The popularity of Microsoft 365 has grown enormously among organizations in recent years. But using it does not immediately mean that you are security and privacy compliant. What steps should an organization take to safeguard information security and privacy? We spoke about this with Carlien Daniels, Consultant Microsoft Security & Compliance at Audittrail. "The core is enabling organizations to keep an overview and insight into the risks of their Microsoft 365 environment."
Many organizations are currently making a move to Microsoft 365. "It sometimes seems simple, but there are things that need to be thought about in advance," says Carlien. "Take sharing a file, for example; do you want all documents to be shared with everyone or only certain files? By putting the possibilities side by side and weighing the pros and cons, you can make the right decisions that fit your organization. Because if you don't think about the layout properly, don't involve the users and don't look after it again once installed, you open a door for unauthorized people. One of the biggest dangers of Microsoft 365 is that no well-founded decisions are made in advance about information security. Security by design really pays off."
MFA and roles
Making Microsoft 365 technically secure is the first step when addressing information security. "Microsoft has recently gone through several great developments to be able to work more and more securely," Carlien explains. "Multifactor authentication (MFA) is a well-known example of this, but it is now also complemented by conditional access and identity protection. But there are also more options for administrators of the Microsoft 365 environment. For example, this is now set up based on roles. By means of privileged identity management, you can also temporarily assign administrative tasks to an administrator. This ensures a clear separation of functions; you are either working as an administrator or as a user. The main advantage is that it reduces the risk of unauthorized access in the management environment."
Because Microsoft 365 allows organizations to work anytime, anywhere, it takes on other risks. "Working in a location and time-independent manner means that you have to raise employees' awareness actively. At home, we often feel freer than in the office and are less alert to threats. A wrong e-mail is overlooked, but the information is also more often 'literally' transported. Think of a smartphone in the jacket pocket or a laptop in the backpack. You not only have to be aware of this, but you also need to protect this hardware properly. So that unauthorized people cannot access the data in case it gets lost."
Reduce the risk of data breaches
Reducing the risk of data loss could be done in various ways within Microsoft 365, Carlien continues. "This starts with provisioning your access based on roles, something that is easy to set up using the groups in Azure AD. From there, you'll better protect confidential documents through data classification. You can also secure devices such as laptops and smartphones via an Endpoint Manager. In which there is also room to ensure that data cannot be extracted from the managed apps. In this way, the risk of a data breach or security incident is reduced as much as possible.
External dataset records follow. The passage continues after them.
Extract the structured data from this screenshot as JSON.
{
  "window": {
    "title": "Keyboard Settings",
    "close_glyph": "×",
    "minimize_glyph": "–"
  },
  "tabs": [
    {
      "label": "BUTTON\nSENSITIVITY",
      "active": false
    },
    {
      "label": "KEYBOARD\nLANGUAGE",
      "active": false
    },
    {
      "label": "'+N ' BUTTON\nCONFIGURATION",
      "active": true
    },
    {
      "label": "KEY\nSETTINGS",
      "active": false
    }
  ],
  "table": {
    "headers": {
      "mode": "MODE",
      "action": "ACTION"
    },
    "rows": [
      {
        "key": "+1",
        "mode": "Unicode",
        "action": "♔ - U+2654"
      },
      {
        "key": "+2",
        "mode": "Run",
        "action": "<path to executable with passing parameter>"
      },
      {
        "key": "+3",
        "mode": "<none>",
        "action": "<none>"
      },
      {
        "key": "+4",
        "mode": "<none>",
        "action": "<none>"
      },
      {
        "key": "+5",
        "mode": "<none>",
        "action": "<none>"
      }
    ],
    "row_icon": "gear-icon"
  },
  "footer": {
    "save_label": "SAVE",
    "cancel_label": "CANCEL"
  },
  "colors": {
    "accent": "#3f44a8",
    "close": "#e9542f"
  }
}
According to Carlien, protecting the privacy within Microsoft 365 goes beyond customer data alone. "Microsoft 365 lends itself to a GDPR-compliant design, but then the organization still has to take a few steps. Logging is an example of this. Within Microsoft 365, there are many logging options. Although this is important for security, this does not apply to all logging options. You, therefore, always have to consider what weighs heavier, the privacy of the employee or the importance of security. If you do decide to enable logging, you must be transparent about this to employees. We don't see the latter happening much yet." "An advantage of logging is, for example, the fact that Microsoft is making more and more predictions through Artificial Intelligence. For this, the data of employees is often used. For example, suppose an employee logs in at the same time from two different countries. In that case, access can be blocked, or more authentications can be requested to log in. This improves information security but can only be signaled when the location of the user is known."
Overview and insight
When asked whether it is difficult for an organization to work safely and compliantly within Microsoft 365, Carlien concludes: "Through the Microsoft Compliance Center and the Microsoft Security Center, this is becoming increasingly easier. Here you can see step by step what you can modify to comply with certain legislation. But that requires some knowledge of Microsoft 365 to be able to see the changes and any additional risks. As a Microsoft partner with a lot of knowledge of security and compliance within Microsoft 365, Audittrail can help with this. We are also aware of the latest and future developments. We mainly help organizations to make all the different parts within Microsoft 365 clear. From the perspective of privacy and security, we look at an environment that is often only viewed with an IT view and translate this to the organization. In this way, those responsible can actually make well-founded choices without needing a lot of IT knowledge. In this way, the organization can keep an overview and insight into the risks of the Microsoft 365 environment."